The Hole is proud to present a group exhibition of big women; in body or spirit--or both. Sixteen paintings fill our polka-dotted main gallery space ranging from emerging artists like the above work by Cristina Banban, to octogenarian Colombian artist Fernando Botero. Depictions of women that are large and in charge, over the top, big boned (whatever that means), the show includes loud and proud, Rubenesque, zaftig, powerful or pretty—but not petite.
Works like Koichi Sato’s bodybuilders or Gina Beavers' thick-lipped reliefs are loud and strong; Misaki Kawai and Monica Kim Garza paint the playful and unapologetic, Rebecca Morgan's self-portrait is frazzled and extreme, while Charlie Billingham crosses over into the repugnantly porcine. Jonathan Chapline makes a female nude very thick, like carved from chunks of wood thicc, while Todd James takes curves into a fantasy world of giant woman warriors.

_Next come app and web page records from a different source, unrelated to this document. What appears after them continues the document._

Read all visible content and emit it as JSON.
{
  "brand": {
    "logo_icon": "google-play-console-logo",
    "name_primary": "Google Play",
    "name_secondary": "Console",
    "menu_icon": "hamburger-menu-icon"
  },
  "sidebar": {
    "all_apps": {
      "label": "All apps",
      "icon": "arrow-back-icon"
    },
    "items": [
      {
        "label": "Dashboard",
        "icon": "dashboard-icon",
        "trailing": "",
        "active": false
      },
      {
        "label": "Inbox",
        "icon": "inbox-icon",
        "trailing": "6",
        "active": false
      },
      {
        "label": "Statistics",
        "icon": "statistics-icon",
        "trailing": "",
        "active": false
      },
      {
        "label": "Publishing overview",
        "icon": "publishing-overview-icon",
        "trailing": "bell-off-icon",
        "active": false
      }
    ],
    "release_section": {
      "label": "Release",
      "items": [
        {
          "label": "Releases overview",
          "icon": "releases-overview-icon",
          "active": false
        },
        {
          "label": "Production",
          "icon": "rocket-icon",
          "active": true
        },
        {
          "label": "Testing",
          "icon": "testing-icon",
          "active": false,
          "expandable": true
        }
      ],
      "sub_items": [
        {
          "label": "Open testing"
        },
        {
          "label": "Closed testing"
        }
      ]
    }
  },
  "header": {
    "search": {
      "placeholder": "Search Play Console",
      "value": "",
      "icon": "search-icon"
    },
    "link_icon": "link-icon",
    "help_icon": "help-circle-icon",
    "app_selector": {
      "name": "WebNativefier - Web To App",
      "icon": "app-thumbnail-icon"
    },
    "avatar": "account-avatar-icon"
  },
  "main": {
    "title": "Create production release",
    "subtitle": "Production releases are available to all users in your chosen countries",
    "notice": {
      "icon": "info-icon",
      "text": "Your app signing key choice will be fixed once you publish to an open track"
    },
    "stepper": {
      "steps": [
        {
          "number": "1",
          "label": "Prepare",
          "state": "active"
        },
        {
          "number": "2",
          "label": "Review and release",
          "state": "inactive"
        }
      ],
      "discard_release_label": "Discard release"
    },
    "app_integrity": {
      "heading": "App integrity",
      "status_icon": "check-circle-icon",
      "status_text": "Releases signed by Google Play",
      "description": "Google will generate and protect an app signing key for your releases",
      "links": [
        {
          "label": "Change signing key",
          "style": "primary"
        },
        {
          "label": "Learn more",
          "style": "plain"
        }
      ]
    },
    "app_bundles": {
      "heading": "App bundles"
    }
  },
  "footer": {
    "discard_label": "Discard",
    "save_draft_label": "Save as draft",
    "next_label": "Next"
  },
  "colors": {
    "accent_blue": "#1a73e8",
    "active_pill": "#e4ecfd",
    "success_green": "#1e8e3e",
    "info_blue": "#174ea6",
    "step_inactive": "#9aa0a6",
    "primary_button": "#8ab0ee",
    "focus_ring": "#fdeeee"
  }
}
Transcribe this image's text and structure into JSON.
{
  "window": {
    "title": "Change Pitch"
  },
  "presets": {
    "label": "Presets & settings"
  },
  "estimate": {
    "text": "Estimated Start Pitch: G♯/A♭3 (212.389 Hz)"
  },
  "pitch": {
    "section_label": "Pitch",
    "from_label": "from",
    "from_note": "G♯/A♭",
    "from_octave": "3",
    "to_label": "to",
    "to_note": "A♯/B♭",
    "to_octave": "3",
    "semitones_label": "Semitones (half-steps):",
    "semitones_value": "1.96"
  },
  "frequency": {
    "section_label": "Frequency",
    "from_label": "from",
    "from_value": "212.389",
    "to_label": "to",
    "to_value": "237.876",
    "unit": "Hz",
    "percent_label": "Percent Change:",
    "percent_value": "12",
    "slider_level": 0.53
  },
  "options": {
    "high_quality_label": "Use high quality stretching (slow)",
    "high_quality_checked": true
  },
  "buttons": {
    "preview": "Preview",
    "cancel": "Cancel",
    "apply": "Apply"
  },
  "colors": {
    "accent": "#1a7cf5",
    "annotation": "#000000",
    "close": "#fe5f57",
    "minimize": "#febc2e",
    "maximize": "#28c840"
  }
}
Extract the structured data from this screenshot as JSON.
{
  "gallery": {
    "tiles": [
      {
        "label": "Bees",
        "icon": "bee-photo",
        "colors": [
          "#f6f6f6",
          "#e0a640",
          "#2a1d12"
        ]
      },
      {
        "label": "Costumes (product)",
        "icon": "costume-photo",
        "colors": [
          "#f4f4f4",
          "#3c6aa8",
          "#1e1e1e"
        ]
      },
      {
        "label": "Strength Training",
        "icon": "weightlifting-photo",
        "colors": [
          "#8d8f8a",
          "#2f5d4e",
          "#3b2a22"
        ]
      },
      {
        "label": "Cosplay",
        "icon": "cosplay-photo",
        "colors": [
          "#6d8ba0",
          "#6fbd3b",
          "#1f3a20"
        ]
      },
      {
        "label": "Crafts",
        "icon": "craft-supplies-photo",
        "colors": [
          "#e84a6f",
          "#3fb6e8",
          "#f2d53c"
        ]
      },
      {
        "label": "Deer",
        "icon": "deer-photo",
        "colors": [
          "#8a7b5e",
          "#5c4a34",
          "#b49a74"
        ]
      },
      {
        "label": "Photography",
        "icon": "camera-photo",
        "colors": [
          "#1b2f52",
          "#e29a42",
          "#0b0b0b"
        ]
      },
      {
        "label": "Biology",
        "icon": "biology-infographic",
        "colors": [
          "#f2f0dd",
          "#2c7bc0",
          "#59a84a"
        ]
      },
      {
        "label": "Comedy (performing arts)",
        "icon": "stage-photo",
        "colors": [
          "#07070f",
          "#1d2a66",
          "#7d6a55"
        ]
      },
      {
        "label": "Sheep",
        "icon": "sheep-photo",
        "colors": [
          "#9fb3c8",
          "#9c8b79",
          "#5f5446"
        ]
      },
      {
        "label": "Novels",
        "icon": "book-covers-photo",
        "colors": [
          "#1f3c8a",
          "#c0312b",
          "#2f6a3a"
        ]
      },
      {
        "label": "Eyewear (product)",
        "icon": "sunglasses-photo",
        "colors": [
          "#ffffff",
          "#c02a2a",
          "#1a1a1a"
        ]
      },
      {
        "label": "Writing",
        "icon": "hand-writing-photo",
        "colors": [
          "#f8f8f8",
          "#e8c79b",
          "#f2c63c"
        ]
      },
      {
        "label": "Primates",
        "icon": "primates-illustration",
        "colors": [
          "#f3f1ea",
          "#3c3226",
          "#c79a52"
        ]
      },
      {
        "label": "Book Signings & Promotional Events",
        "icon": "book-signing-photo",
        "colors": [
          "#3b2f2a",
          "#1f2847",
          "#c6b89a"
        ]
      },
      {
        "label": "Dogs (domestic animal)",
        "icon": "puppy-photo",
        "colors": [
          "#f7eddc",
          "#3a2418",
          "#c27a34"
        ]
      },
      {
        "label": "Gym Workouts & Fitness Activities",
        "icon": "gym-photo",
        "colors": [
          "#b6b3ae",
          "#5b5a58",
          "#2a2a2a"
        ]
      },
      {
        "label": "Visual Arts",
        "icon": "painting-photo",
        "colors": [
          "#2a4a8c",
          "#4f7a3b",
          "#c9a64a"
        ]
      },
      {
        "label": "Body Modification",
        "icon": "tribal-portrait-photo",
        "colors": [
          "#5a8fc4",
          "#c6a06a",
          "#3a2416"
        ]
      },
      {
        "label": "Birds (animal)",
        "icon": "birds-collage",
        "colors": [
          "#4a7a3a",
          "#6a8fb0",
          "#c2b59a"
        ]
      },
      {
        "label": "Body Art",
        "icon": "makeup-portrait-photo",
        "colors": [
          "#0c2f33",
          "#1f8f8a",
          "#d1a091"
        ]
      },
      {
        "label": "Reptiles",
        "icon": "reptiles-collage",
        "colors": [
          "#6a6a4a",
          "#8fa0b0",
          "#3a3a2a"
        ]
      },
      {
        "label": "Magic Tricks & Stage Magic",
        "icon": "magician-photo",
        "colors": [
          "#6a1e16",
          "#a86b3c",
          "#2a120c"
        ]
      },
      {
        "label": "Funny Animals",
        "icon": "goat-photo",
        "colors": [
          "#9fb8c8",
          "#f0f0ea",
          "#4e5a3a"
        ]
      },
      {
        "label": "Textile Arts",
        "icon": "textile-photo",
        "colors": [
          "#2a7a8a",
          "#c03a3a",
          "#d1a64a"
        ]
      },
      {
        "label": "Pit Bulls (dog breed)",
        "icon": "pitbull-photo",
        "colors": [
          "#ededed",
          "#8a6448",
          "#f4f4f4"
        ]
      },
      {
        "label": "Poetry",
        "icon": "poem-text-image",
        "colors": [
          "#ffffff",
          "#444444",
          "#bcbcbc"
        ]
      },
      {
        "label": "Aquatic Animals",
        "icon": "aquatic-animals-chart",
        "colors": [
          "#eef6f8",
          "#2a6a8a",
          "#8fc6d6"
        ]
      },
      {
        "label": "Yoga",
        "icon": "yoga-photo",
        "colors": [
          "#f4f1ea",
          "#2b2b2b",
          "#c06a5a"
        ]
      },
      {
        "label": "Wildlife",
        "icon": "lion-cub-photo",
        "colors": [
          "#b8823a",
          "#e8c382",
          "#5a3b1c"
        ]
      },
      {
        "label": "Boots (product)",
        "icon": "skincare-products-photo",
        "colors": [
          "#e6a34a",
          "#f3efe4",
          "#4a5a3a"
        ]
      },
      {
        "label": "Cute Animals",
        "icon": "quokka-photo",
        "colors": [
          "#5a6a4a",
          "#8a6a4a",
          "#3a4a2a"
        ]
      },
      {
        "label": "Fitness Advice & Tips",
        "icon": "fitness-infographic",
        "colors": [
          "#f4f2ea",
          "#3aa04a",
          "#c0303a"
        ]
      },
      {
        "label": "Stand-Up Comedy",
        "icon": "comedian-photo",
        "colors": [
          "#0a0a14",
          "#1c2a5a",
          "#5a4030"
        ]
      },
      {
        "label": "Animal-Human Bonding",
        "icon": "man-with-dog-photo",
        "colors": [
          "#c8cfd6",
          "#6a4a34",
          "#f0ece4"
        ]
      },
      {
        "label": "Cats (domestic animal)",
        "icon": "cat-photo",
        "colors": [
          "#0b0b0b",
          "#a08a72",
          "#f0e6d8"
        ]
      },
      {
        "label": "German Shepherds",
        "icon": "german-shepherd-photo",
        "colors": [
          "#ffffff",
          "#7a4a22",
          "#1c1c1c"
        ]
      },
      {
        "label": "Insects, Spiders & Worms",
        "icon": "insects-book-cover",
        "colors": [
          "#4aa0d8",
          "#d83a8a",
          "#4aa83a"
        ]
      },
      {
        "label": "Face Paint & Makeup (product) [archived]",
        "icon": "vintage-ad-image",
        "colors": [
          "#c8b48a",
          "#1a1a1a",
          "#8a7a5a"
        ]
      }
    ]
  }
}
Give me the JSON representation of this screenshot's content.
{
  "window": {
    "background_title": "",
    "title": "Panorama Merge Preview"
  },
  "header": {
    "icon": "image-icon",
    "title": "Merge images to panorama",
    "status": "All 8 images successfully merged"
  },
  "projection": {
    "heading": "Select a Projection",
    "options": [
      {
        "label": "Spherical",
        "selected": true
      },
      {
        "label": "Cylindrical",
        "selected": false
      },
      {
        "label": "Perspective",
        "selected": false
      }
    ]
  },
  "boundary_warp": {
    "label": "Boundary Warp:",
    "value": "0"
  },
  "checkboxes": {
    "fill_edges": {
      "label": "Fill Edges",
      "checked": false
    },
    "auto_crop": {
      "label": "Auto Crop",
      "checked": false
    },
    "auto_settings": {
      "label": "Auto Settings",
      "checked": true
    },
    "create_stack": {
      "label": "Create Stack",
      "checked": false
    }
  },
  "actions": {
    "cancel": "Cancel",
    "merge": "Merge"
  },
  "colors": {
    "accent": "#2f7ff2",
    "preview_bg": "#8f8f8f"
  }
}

Francine Spiegel paints a slopped up female emerging from sludge in the witchiest way; Vanessa Prager sculpts her women with the oil paint itself a few inches deep, a group of juicy nude ladies with just a hint of horribleness. Lastly, Eric Yahnker exhibits an oil pastel that is truly "extra," as the sitter has extra heads, extra mouths, extra tongues in an over abundance of eroticism.
Our large ladies summer show was inspired by interesting new figure paintings of women of larger and bolder shapes, and thinking about how the size of women’s bodies over time in the history of painting has been scrutinized. Even with current media burying painting under exponentially proliferating images of bodies, does painting still have an impact on what bodies people consider normal? I’ve been so pleased to see bodies like my normal appearing alongside thin or idealized ladies, but often in the painted world a diversity of bodies is the norm.
Without focusing too much on “extra large,” I became more interested in just “extra.” A slang term in the past decade for being too much, over the top, maybe a little bit trying too hard, or just too in your face, EXTRA is enough like a compliment that I am into it. Being a size extra large tall is an essay in and of itself on feeling like there is too much of yourself, but I personally am psyched to be in a show of similar scale. And tone, as of course I am aware that a lot of the shows I have curated in the past fifteen years have been...a bit loud. Hence, our polka-dotted walls, investigating what too-muchness can look like in exhibition design, and how paintings hold up on a busy and over-the-top wall. It is a lot - it may even be too much.